    - adding a bluetooth USB hub would increase the power and space requirements further, to the point that you would be adding significant weight and bulk to the contoller to carry it.

    Of course, that's just initial thoughts without looking at specific hardware possibilities, so I could be wrong.


    10 years ago on Introduction

    hey can you add bluetooth to this so we can hook it up to phones like a android phone


    11 years ago on Introduction

    nice tutorial. i used a program called keytest.exe (a keyboard tester) to map my buttons as i touch the contacts. i couldnt figure out the traces on the flexiplastic. i took great time and care to trim down all my circuit boards to the smallest needed sizes. , then spent almost 2 days carefully planning out how i would run the traces from the original controller. i also removed the chip on the board and used tiny tiny 32 guage wire to make all my connections. that stuff is nice and flexi, so it makes it a bit easier to route once its connected.i left an extra usb spot open in case i decide to add a usb port for expandability. i dremmelled the case a teeny bit to get things to fit, but the usb stick fit underneath the board,and the hub and keycontroller nicely one over the other. my only regret, no pics to show :( i might also add the LED an a tiny switch mapped to ESC in the future. Thanks for the instructable!!!


    Reply 11 years ago on Introduction

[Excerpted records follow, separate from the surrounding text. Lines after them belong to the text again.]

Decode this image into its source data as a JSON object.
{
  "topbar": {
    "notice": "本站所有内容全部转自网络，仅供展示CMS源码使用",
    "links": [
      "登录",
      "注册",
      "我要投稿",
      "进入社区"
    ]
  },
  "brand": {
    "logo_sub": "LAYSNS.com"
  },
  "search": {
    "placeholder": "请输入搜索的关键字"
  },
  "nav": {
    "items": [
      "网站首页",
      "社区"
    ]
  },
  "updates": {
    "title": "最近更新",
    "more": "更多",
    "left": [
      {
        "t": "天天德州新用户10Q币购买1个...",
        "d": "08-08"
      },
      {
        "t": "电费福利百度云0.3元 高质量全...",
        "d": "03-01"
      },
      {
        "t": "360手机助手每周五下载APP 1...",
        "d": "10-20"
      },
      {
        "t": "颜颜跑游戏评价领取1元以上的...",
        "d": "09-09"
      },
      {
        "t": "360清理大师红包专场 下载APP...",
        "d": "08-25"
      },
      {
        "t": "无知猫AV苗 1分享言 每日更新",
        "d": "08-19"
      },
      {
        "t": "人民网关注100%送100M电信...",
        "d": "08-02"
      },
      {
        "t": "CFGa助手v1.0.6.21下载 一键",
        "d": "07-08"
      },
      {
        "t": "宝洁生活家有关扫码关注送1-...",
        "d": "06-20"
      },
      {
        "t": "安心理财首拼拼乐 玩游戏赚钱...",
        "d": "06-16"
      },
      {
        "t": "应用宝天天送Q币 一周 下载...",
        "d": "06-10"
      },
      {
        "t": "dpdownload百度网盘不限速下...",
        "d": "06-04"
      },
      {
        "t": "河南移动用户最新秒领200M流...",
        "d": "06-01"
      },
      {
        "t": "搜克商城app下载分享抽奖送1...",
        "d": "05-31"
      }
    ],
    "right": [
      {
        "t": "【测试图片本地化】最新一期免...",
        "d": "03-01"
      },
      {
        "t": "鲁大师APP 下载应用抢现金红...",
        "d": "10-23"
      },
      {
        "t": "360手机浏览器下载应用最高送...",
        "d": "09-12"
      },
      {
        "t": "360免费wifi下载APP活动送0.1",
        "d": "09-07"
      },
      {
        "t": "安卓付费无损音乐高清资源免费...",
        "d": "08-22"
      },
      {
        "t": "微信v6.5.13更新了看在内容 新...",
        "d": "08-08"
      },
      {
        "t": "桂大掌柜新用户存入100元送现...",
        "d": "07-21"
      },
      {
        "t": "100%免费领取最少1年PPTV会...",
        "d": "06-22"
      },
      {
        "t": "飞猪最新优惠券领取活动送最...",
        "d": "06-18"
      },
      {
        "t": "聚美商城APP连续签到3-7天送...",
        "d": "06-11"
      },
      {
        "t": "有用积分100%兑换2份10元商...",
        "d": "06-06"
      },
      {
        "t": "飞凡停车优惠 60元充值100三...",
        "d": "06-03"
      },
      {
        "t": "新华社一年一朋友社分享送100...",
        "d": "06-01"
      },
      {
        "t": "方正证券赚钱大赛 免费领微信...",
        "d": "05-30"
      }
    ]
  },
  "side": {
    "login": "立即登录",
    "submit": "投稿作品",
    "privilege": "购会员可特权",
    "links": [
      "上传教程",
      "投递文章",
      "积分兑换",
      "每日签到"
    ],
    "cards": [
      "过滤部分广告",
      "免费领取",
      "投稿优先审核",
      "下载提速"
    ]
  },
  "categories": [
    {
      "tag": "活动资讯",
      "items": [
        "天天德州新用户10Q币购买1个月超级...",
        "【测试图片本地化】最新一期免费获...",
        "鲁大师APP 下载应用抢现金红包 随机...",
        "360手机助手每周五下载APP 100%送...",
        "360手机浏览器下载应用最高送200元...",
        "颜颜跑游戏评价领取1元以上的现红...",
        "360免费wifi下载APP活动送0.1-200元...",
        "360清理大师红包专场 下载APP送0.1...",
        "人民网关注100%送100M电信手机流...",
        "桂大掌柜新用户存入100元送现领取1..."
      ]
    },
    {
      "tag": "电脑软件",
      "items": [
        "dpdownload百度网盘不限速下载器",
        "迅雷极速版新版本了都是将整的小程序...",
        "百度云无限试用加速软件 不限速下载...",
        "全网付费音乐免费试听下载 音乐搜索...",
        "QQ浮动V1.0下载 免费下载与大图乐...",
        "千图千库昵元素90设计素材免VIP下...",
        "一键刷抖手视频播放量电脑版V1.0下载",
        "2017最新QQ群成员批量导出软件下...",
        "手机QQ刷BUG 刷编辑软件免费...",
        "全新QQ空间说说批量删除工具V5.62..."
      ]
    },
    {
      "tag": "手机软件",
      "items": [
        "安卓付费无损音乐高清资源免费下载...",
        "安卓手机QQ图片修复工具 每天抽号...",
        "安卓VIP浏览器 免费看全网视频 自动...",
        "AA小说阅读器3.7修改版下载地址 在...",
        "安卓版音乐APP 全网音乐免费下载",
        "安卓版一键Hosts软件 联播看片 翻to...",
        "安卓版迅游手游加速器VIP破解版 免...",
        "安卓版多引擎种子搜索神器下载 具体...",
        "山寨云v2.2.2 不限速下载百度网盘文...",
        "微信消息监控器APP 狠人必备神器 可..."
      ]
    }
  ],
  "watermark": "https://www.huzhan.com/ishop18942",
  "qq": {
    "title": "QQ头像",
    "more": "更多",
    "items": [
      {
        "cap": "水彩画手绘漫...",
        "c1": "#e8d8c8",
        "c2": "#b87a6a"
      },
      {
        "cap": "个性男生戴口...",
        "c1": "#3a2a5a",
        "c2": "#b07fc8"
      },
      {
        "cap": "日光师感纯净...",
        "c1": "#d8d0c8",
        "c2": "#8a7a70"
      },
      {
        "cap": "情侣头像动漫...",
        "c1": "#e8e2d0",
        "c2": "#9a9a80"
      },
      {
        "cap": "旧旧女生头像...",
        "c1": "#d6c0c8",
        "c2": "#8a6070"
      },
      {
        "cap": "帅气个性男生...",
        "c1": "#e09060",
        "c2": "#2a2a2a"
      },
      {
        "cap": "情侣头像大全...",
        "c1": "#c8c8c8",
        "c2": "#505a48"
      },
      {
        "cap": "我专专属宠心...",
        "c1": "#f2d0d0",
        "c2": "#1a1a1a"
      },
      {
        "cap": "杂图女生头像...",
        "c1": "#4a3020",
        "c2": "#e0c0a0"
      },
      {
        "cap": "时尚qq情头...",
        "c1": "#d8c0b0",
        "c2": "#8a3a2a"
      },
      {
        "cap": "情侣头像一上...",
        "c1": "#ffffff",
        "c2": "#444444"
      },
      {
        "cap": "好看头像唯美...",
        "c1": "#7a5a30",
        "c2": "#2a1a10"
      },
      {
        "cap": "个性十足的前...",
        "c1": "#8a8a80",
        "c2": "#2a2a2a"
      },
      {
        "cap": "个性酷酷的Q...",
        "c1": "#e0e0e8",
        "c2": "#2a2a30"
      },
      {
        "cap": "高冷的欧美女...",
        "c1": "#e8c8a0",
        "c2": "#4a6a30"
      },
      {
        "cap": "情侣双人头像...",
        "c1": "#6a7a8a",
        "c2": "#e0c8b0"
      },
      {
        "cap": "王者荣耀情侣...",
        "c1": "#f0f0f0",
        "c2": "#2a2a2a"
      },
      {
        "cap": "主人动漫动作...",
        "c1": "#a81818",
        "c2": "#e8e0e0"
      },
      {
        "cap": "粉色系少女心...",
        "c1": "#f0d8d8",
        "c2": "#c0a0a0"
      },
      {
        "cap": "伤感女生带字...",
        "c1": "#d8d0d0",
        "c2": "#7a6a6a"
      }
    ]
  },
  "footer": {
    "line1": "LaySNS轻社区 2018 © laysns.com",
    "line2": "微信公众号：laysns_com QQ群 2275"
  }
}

    Great, I'm glad it was useful. I may need to add some additional detail to the section about mapping out the keyboard portion. It is sometimes possible to use a multimeter in continuity mode to nail down which traces lead to which points on the controller, the parts under the keys are conductive so that they can make a connection when you press a key. Congratulations on using the space where the controller's chip was, that is a small space to work in and the chip (at least on the controller I used) is secured rather solidly!